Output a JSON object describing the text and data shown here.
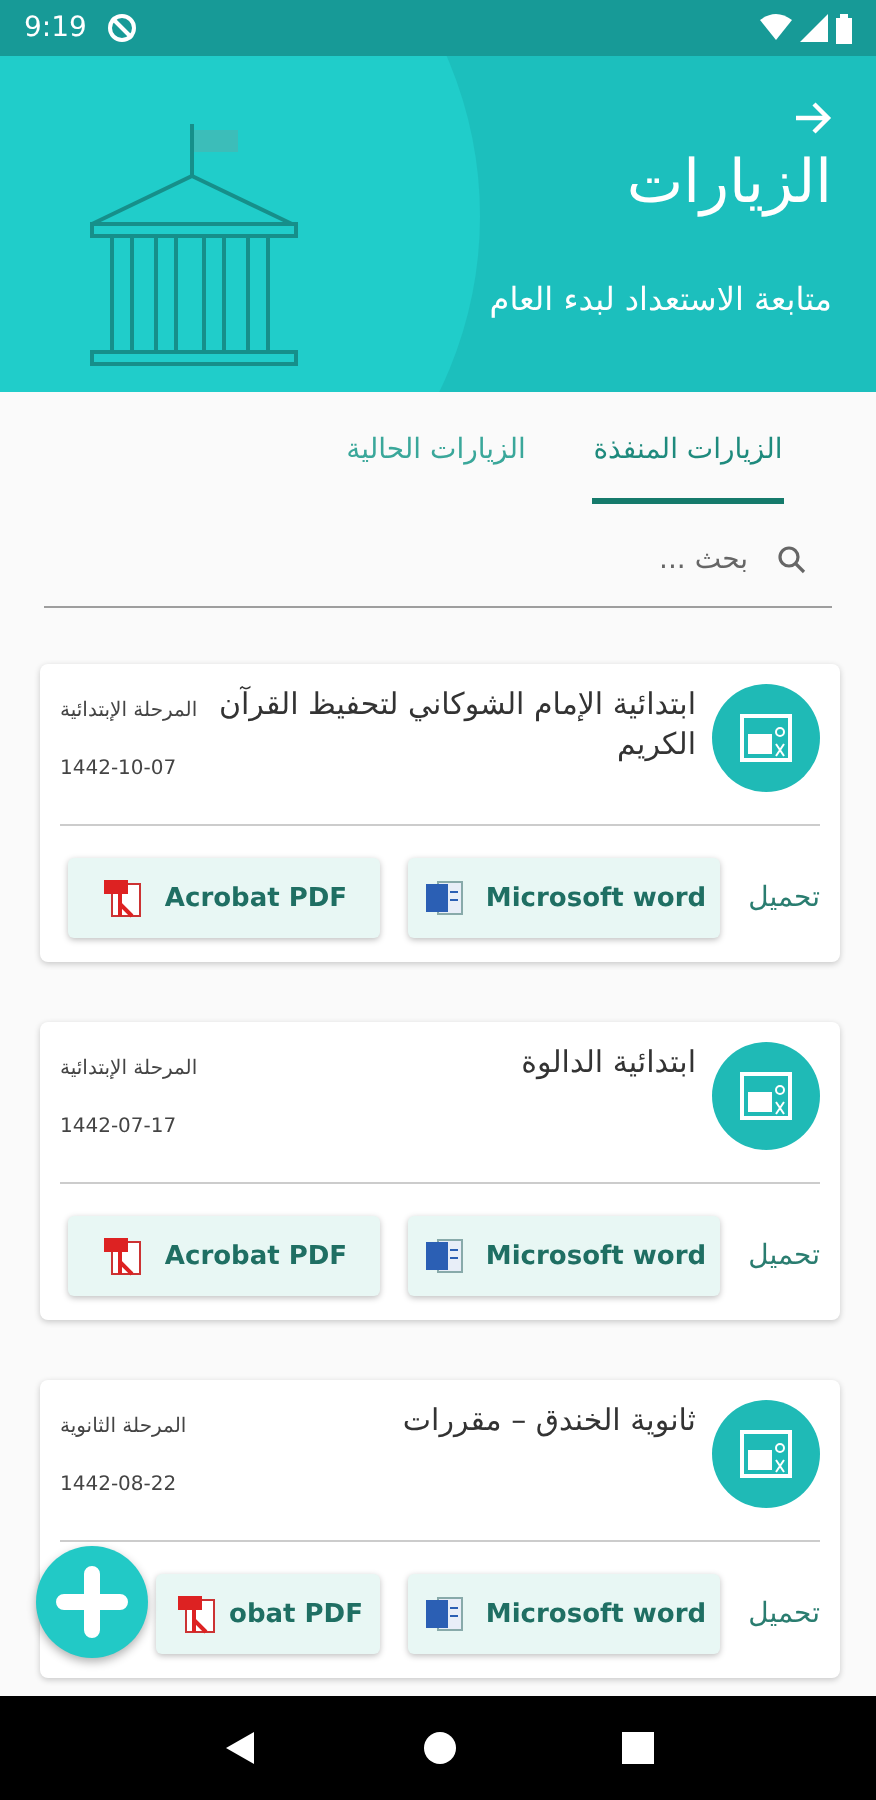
{
  "status_bar": {
    "time": "9:19"
  },
  "header": {
    "title": "الزيارات",
    "subtitle": "متابعة الاستعداد لبدء العام"
  },
  "tabs": [
    {
      "label": "الزيارات المنفذة",
      "selected": true
    },
    {
      "label": "الزيارات الحالية",
      "selected": false
    }
  ],
  "search": {
    "placeholder": "بحث ..."
  },
  "visits": [
    {
      "title": "ابتدائية الإمام الشوكاني لتحفيظ القرآن الكريم",
      "stage": "المرحلة الإبتدائية",
      "date": "1442-10-07",
      "download_label": "تحميل",
      "word_button": "Microsoft word",
      "pdf_button": "Acrobat PDF"
    },
    {
      "title": "ابتدائية الدالوة",
      "stage": "المرحلة الإبتدائية",
      "date": "1442-07-17",
      "download_label": "تحميل",
      "word_button": "Microsoft word",
      "pdf_button": "Acrobat PDF"
    },
    {
      "title": "ثانوية الخندق – مقررات",
      "stage": "المرحلة الثانوية",
      "date": "1442-08-22",
      "download_label": "تحميل",
      "word_button": "Microsoft word",
      "pdf_button": "obat PDF"
    }
  ]
}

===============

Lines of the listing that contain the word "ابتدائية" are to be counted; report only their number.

## Task answer
2